** Opening Record extracts block **

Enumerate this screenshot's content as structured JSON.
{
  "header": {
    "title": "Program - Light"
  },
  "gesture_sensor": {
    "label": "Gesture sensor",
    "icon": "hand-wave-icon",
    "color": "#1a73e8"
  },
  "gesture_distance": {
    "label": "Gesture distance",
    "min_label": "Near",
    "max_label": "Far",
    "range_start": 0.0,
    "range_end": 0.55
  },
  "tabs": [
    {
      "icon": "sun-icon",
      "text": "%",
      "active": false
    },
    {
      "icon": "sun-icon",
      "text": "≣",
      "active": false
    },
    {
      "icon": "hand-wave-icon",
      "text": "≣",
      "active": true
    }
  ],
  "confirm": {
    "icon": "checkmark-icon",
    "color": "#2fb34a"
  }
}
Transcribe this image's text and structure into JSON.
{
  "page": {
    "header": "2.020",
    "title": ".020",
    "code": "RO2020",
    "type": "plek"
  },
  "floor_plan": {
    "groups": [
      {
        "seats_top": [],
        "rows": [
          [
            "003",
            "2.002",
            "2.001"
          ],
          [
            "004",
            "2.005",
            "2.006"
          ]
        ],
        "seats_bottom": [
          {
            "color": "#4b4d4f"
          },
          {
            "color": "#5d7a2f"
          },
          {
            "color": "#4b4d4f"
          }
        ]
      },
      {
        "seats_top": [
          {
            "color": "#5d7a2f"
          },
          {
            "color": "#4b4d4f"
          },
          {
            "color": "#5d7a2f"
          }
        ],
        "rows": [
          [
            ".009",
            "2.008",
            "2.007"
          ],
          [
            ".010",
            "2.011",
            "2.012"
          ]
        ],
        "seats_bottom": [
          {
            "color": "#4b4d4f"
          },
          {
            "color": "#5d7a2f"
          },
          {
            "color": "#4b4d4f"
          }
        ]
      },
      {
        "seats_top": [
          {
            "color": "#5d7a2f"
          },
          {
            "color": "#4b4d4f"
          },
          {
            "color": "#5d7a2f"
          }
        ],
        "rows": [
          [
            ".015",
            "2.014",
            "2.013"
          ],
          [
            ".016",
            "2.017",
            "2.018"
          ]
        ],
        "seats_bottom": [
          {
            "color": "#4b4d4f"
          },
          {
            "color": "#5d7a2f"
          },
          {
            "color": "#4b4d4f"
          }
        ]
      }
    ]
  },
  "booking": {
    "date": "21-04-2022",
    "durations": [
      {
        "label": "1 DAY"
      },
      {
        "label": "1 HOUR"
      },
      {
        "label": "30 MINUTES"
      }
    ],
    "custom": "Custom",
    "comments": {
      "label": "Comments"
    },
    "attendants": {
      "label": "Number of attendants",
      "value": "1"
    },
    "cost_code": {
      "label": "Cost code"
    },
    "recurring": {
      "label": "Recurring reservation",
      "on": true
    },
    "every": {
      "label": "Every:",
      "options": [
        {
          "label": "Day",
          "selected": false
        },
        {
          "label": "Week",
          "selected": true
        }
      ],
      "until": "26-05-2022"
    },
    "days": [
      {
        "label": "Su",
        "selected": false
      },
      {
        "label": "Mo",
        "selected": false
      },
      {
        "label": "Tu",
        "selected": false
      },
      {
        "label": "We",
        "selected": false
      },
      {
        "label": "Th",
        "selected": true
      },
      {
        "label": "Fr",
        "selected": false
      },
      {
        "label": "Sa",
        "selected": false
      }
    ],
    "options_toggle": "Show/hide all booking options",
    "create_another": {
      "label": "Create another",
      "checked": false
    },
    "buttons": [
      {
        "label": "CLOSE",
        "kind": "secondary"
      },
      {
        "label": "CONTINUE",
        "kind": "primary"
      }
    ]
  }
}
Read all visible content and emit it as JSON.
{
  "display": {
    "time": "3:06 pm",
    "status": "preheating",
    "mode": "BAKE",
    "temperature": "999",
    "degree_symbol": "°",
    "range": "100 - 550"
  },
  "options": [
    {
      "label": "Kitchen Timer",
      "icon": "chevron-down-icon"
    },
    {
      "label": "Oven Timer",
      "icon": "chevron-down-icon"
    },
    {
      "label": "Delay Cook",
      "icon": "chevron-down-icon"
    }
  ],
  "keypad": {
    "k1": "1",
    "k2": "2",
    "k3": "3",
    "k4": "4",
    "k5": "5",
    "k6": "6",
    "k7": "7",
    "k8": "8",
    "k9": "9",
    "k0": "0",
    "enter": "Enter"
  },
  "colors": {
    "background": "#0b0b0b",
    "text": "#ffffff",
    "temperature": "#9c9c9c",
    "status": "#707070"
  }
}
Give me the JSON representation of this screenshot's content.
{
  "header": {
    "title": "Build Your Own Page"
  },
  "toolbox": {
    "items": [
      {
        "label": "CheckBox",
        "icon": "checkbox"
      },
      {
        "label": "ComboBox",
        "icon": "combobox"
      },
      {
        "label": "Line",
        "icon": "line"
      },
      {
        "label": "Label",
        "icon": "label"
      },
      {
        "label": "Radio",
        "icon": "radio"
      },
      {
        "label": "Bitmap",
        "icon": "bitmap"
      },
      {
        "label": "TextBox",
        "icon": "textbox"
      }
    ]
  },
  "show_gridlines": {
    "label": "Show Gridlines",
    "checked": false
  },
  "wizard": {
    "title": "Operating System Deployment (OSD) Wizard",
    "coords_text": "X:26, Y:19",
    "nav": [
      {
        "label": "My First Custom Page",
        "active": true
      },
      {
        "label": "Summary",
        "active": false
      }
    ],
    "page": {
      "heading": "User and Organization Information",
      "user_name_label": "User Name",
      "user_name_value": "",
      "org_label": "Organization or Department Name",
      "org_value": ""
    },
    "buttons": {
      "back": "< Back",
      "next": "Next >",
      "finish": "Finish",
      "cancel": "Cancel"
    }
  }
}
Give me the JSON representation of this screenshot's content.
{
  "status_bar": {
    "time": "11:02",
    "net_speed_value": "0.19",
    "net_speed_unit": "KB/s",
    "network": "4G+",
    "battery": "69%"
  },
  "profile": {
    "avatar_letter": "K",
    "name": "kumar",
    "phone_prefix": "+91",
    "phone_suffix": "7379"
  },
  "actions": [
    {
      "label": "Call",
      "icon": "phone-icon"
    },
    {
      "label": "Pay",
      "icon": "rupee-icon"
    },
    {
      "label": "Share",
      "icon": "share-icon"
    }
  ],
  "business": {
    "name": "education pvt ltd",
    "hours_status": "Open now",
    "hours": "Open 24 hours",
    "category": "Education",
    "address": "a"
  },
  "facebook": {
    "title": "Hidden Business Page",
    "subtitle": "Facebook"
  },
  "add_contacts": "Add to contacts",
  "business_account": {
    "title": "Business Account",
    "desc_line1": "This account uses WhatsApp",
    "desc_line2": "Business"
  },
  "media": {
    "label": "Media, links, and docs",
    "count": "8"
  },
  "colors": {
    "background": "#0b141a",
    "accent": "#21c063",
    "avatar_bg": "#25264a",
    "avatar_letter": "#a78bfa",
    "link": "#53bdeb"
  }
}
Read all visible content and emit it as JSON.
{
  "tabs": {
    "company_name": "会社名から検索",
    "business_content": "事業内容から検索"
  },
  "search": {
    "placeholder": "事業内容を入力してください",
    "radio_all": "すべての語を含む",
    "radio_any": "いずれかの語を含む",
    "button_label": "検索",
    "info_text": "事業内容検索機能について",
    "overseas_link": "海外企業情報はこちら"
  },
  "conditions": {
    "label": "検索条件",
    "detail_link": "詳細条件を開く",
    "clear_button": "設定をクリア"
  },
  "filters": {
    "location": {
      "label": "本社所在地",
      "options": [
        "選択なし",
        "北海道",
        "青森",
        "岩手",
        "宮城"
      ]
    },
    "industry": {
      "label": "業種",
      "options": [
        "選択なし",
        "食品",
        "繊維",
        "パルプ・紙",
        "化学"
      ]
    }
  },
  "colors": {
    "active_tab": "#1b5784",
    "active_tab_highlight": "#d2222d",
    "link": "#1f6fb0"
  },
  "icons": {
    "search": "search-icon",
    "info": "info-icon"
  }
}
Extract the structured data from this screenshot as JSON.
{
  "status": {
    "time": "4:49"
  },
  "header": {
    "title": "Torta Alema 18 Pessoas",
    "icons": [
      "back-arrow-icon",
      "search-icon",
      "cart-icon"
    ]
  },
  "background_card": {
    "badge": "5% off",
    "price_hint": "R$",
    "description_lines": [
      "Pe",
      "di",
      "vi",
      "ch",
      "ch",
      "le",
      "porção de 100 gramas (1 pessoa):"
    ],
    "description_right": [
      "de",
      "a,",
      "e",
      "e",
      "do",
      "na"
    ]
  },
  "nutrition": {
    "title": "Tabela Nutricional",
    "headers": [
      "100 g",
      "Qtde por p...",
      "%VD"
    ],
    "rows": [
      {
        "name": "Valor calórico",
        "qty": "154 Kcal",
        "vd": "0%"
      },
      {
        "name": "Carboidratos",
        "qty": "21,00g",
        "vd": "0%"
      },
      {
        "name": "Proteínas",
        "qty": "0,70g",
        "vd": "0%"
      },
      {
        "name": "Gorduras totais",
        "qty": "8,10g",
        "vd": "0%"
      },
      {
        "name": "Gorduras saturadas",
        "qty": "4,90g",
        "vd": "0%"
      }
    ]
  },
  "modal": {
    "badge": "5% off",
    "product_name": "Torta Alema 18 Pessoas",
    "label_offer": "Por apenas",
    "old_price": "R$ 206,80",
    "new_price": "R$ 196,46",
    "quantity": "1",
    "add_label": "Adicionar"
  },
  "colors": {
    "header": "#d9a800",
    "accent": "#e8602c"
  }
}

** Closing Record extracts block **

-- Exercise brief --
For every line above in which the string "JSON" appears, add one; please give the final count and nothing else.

-- Expected answer --
7